Exploring the intersection between nature and technology, Andrew Zuckerman presents here a hyperreal portrait of a grizzly bear, standing nearly three meters tall against a stark, white backdrop. What appears at first to be a straightforward photograph of an animal uncovers, on closer investigation, his meticulous image-making process, which combines aesthetic sensibilities with technical innovations. To create this image, Zuckerman first photographed the bear on location in Montana, using his signature white backdrop to remove the animal from its environmental context. Back in his New York City studio, he used advanced imaging technology to add details to the photographic image, resulting in a resolution that surpasses all existing in-camera technology. Lastly, the final image was UV printed directly onto Dibond in 1:1 scale. In addition to multiple books, his immersive investigation of the natural world has been presented in three volumes published by Chronicle: Creature (2007), Bird (2009), and Flower (2012). Works from Creature have been exhibited at Kunsthal Charlottenborg, Copenhagen and the Nevada Museum of Art, Reno.
Eiji Ohashi Roadside Lights #001, 2017
The ever-present vending machine is a staple of Japanese landscape and can be found alongside nearly every road, illuminating the streets at night. One winter night, Eiji Ohashi was caught in a snowstorm and it was only with the help of these glowing appliances that he managed to navigate his way home. Since then he has travelled around his home country to photograph vending machines, resulting in his ongoing Roadside Lights series. "[The vending machines] work tirelessly, whether it is day or night, but once their sales drop, they are taken away," notes Ohashi, "If they do not glow and shine, they will stop existing. There might be something human about them." He has been the recipient of numerous awards, including the Moscow International Foto Awards (2016), photo-eye Best Books (2017) and the Special Photographer Award at the 34th Higashikawa Awards (2018).

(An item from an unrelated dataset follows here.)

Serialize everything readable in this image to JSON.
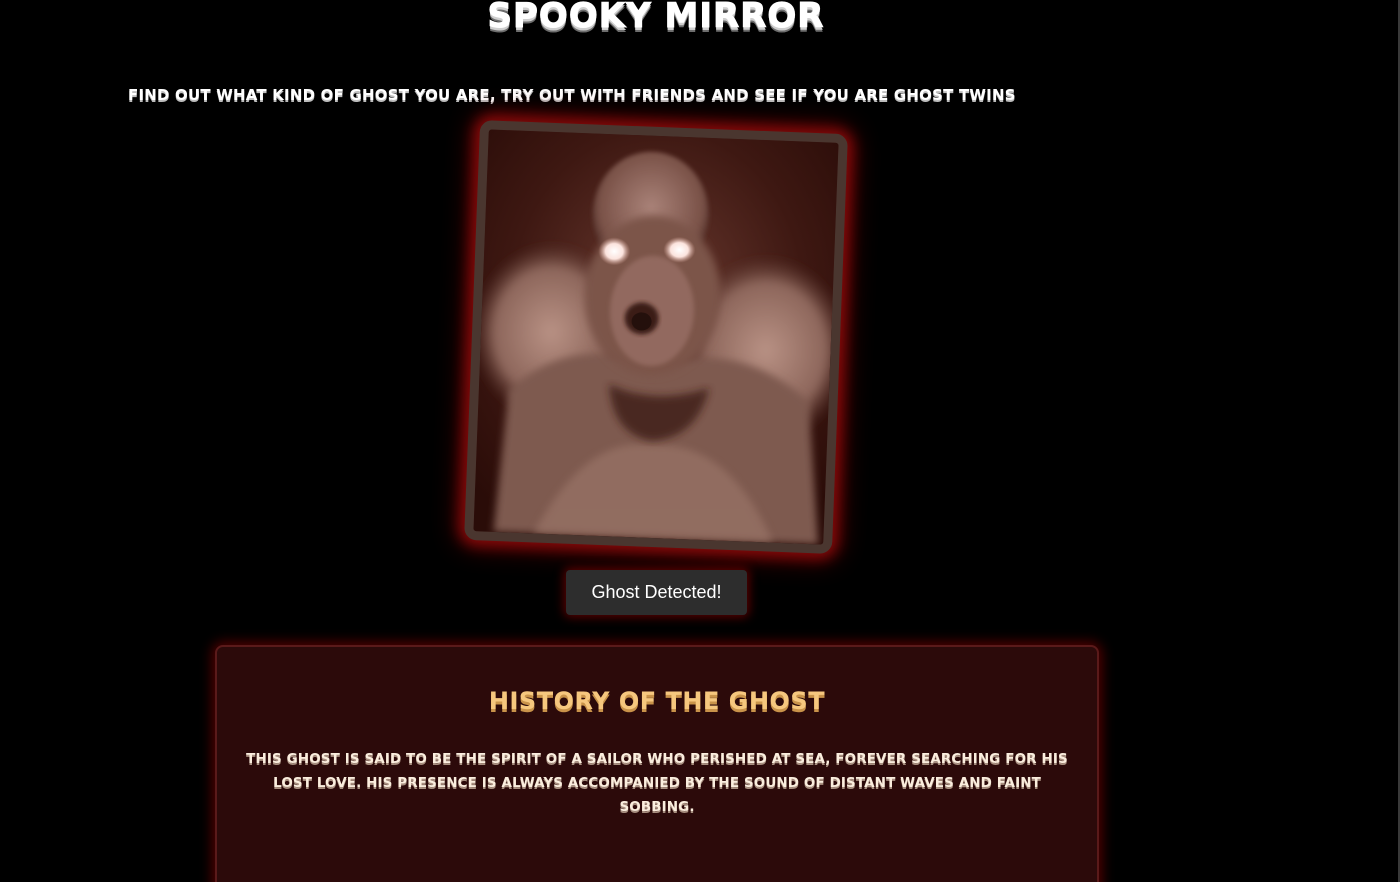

Choi Youngdon a day, 2008
36 different globes at 36 different longitudes mark the passing of a single day in the present work by Choi Youngdon. Working over an eight-month period in 2008 while living in Canada, he collected 36 globes made in the 20th century from antique shops around Toronto then photographed each globe at a 10-degree difference in longitude, finally assembling the images as a single photograph to represent a full rotation of the Earth. For Choi, "the passage of time in this full rotation discloses the idea that physical time flows equally wherever we live, whenever we live." In this work, the artist presents a new way to visualize and consider existence, seeking to interrogate how we use time. His work has been exhibited internationally, including Korea’s Hangaram Art Museum and Gwangju Museum of Art, as well as the National Museum of Indonesia in Jakarta.

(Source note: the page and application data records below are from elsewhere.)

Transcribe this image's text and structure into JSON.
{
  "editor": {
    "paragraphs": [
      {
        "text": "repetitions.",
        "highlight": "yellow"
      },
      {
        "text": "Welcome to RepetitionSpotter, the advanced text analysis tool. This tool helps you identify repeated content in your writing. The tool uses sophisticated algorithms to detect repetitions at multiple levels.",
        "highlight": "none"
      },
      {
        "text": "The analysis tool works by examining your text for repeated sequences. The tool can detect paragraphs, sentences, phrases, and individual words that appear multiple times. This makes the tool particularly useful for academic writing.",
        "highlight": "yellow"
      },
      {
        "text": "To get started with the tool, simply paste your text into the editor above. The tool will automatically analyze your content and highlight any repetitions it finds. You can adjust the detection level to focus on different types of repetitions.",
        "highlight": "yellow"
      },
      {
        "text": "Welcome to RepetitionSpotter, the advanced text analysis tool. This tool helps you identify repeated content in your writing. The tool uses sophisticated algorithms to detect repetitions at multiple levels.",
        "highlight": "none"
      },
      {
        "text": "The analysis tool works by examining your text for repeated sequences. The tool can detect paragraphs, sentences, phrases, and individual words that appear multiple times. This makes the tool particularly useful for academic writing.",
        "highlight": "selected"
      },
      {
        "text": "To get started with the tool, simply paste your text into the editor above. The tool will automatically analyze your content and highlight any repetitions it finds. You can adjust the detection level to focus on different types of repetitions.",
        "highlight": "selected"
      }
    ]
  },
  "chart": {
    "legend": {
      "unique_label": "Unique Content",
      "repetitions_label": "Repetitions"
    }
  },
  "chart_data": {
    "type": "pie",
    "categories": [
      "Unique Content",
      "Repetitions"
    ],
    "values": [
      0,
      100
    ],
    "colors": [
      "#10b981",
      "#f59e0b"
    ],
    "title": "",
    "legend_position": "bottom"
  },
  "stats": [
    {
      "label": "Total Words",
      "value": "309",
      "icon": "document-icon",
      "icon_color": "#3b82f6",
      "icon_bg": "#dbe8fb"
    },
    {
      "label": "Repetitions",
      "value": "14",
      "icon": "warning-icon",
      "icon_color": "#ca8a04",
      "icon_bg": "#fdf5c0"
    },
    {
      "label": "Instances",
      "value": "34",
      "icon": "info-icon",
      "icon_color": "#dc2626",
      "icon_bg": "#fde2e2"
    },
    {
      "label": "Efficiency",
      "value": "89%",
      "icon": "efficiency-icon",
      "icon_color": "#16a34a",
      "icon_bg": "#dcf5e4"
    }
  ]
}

Hiroki Inoue Fox Chase: Wherever you go, I will follow!, 2016
This photograph of two red foxes racing across the snowy landscape in Hokkaidō, Japan won Hiroki Inoue the 2016 National Geographic Travel Photographer of the Year Award. While driving along the snow-covered wheat field in Biei, Hokkaidō, Inoue unexpectedly heard the barking of foxes through his open window. He quickly parked his car, set up his camera and photographed the wild foxes whose voices seem to echo, "Wherever you go, I will follow!" The beautiful pinkish hue of the sky is a natural phenomenon caused by the light lingering in the eastern sky immediately following sunset. Using the stunning landscape of his homeland as his starting point, Inoue seeks to appreciate and capture those brief, unpredictable encounters with the elusive foxes – richly symbolic animals within Japanese folklore. His works have been widely exhibited in Japan, and in 2017, National Geographic published his first photobook Follow Me, featuring his photographs of Hokkaidō’s wild foxes in winter.